▸ To do
Without a single alteration, write the listing out again.

▸ Supplied data
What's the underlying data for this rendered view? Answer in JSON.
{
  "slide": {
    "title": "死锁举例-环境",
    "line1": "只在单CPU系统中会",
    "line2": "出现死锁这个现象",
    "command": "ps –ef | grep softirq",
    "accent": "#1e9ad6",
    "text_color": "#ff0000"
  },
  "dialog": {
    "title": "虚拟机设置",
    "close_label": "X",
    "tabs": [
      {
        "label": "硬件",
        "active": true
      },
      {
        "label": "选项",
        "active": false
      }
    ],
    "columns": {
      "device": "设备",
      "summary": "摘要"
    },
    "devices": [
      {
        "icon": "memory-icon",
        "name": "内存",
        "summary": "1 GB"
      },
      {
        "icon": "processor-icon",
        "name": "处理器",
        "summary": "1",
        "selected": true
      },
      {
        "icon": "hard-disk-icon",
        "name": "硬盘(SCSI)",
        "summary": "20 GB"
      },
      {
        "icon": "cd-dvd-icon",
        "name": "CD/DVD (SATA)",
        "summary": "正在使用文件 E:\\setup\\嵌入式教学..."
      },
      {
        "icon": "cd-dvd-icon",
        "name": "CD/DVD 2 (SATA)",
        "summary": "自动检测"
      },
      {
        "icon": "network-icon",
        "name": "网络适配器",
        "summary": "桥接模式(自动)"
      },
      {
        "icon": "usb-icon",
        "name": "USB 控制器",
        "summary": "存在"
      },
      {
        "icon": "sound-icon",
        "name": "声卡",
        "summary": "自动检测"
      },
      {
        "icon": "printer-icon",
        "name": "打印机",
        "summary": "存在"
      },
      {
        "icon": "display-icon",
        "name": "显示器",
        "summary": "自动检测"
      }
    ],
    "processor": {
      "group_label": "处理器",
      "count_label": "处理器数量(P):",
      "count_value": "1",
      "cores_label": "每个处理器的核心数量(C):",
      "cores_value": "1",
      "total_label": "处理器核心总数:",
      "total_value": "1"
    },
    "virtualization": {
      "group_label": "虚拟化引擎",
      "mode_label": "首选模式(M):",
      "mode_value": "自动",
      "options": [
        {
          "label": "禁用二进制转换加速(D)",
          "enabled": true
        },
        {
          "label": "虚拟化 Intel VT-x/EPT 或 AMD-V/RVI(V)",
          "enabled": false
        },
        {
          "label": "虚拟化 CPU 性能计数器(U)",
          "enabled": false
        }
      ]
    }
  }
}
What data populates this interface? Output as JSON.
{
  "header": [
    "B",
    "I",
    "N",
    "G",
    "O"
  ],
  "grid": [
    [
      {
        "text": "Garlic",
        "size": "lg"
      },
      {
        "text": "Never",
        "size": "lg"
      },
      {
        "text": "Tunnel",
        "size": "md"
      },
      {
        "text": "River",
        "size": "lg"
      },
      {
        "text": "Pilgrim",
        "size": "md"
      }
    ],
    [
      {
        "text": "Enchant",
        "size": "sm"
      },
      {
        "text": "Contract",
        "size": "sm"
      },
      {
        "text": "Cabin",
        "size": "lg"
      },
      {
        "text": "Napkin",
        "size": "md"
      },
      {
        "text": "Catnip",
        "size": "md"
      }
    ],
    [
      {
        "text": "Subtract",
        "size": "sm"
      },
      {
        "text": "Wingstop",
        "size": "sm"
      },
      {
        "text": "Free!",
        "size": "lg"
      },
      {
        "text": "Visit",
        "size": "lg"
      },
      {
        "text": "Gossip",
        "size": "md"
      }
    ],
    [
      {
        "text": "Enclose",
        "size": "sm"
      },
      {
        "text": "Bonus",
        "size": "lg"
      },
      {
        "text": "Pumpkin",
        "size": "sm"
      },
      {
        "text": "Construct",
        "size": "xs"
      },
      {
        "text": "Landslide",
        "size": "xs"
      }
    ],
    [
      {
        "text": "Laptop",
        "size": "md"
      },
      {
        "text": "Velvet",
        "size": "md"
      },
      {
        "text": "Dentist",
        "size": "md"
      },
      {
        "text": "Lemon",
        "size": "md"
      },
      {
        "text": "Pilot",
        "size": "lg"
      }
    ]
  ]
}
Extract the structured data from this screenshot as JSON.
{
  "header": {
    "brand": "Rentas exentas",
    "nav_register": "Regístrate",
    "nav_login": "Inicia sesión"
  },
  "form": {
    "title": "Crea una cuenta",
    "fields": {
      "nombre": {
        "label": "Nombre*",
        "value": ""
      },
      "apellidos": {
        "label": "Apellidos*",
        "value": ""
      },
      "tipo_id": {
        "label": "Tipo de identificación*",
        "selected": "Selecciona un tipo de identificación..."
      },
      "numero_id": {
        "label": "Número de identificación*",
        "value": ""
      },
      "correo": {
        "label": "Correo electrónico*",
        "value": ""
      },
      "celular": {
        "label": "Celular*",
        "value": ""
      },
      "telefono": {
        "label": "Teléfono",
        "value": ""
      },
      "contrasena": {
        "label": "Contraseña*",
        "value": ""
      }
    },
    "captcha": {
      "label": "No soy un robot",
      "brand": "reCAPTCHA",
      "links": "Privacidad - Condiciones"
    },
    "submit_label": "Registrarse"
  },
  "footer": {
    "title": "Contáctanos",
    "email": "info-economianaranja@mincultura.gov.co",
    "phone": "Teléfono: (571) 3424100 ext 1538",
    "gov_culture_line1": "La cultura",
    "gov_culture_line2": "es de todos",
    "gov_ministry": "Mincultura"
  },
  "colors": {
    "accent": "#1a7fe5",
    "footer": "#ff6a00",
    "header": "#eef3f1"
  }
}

▸ Reply to the exercise
What's the underlying data for this rendered view? Answer in JSON.
{
  "slide": {
    "title": "死锁举例-环境",
    "line1": "只在单CPU系统中会",
    "line2": "出现死锁这个现象",
    "command": "ps –ef | grep softirq",
    "accent": "#1e9ad6",
    "text_color": "#ff0000"
  },
  "dialog": {
    "title": "虚拟机设置",
    "close_label": "X",
    "tabs": [
      {
        "label": "硬件",
        "active": true
      },
      {
        "label": "选项",
        "active": false
      }
    ],
    "columns": {
      "device": "设备",
      "summary": "摘要"
    },
    "devices": [
      {
        "icon": "memory-icon",
        "name": "内存",
        "summary": "1 GB"
      },
      {
        "icon": "processor-icon",
        "name": "处理器",
        "summary": "1",
        "selected": true
      },
      {
        "icon": "hard-disk-icon",
        "name": "硬盘(SCSI)",
        "summary": "20 GB"
      },
      {
        "icon": "cd-dvd-icon",
        "name": "CD/DVD (SATA)",
        "summary": "正在使用文件 E:\\setup\\嵌入式教学..."
      },
      {
        "icon": "cd-dvd-icon",
        "name": "CD/DVD 2 (SATA)",
        "summary": "自动检测"
      },
      {
        "icon": "network-icon",
        "name": "网络适配器",
        "summary": "桥接模式(自动)"
      },
      {
        "icon": "usb-icon",
        "name": "USB 控制器",
        "summary": "存在"
      },
      {
        "icon": "sound-icon",
        "name": "声卡",
        "summary": "自动检测"
      },
      {
        "icon": "printer-icon",
        "name": "打印机",
        "summary": "存在"
      },
      {
        "icon": "display-icon",
        "name": "显示器",
        "summary": "自动检测"
      }
    ],
    "processor": {
      "group_label": "处理器",
      "count_label": "处理器数量(P):",
      "count_value": "1",
      "cores_label": "每个处理器的核心数量(C):",
      "cores_value": "1",
      "total_label": "处理器核心总数:",
      "total_value": "1"
    },
    "virtualization": {
      "group_label": "虚拟化引擎",
      "mode_label": "首选模式(M):",
      "mode_value": "自动",
      "options": [
        {
          "label": "禁用二进制转换加速(D)",
          "enabled": true
        },
        {
          "label": "虚拟化 Intel VT-x/EPT 或 AMD-V/RVI(V)",
          "enabled": false
        },
        {
          "label": "虚拟化 CPU 性能计数器(U)",
          "enabled": false
        }
      ]
    }
  }
}
What data populates this interface? Output as JSON.
{
  "header": [
    "B",
    "I",
    "N",
    "G",
    "O"
  ],
  "grid": [
    [
      {
        "text": "Garlic",
        "size": "lg"
      },
      {
        "text": "Never",
        "size": "lg"
      },
      {
        "text": "Tunnel",
        "size": "md"
      },
      {
        "text": "River",
        "size": "lg"
      },
      {
        "text": "Pilgrim",
        "size": "md"
      }
    ],
    [
      {
        "text": "Enchant",
        "size": "sm"
      },
      {
        "text": "Contract",
        "size": "sm"
      },
      {
        "text": "Cabin",
        "size": "lg"
      },
      {
        "text": "Napkin",
        "size": "md"
      },
      {
        "text": "Catnip",
        "size": "md"
      }
    ],
    [
      {
        "text": "Subtract",
        "size": "sm"
      },
      {
        "text": "Wingstop",
        "size": "sm"
      },
      {
        "text": "Free!",
        "size": "lg"
      },
      {
        "text": "Visit",
        "size": "lg"
      },
      {
        "text": "Gossip",
        "size": "md"
      }
    ],
    [
      {
        "text": "Enclose",
        "size": "sm"
      },
      {
        "text": "Bonus",
        "size": "lg"
      },
      {
        "text": "Pumpkin",
        "size": "sm"
      },
      {
        "text": "Construct",
        "size": "xs"
      },
      {
        "text": "Landslide",
        "size": "xs"
      }
    ],
    [
      {
        "text": "Laptop",
        "size": "md"
      },
      {
        "text": "Velvet",
        "size": "md"
      },
      {
        "text": "Dentist",
        "size": "md"
      },
      {
        "text": "Lemon",
        "size": "md"
      },
      {
        "text": "Pilot",
        "size": "lg"
      }
    ]
  ]
}
Extract the structured data from this screenshot as JSON.
{
  "header": {
    "brand": "Rentas exentas",
    "nav_register": "Regístrate",
    "nav_login": "Inicia sesión"
  },
  "form": {
    "title": "Crea una cuenta",
    "fields": {
      "nombre": {
        "label": "Nombre*",
        "value": ""
      },
      "apellidos": {
        "label": "Apellidos*",
        "value": ""
      },
      "tipo_id": {
        "label": "Tipo de identificación*",
        "selected": "Selecciona un tipo de identificación..."
      },
      "numero_id": {
        "label": "Número de identificación*",
        "value": ""
      },
      "correo": {
        "label": "Correo electrónico*",
        "value": ""
      },
      "celular": {
        "label": "Celular*",
        "value": ""
      },
      "telefono": {
        "label": "Teléfono",
        "value": ""
      },
      "contrasena": {
        "label": "Contraseña*",
        "value": ""
      }
    },
    "captcha": {
      "label": "No soy un robot",
      "brand": "reCAPTCHA",
      "links": "Privacidad - Condiciones"
    },
    "submit_label": "Registrarse"
  },
  "footer": {
    "title": "Contáctanos",
    "email": "info-economianaranja@mincultura.gov.co",
    "phone": "Teléfono: (571) 3424100 ext 1538",
    "gov_culture_line1": "La cultura",
    "gov_culture_line2": "es de todos",
    "gov_ministry": "Mincultura"
  },
  "colors": {
    "accent": "#1a7fe5",
    "footer": "#ff6a00",
    "header": "#eef3f1"
  }
}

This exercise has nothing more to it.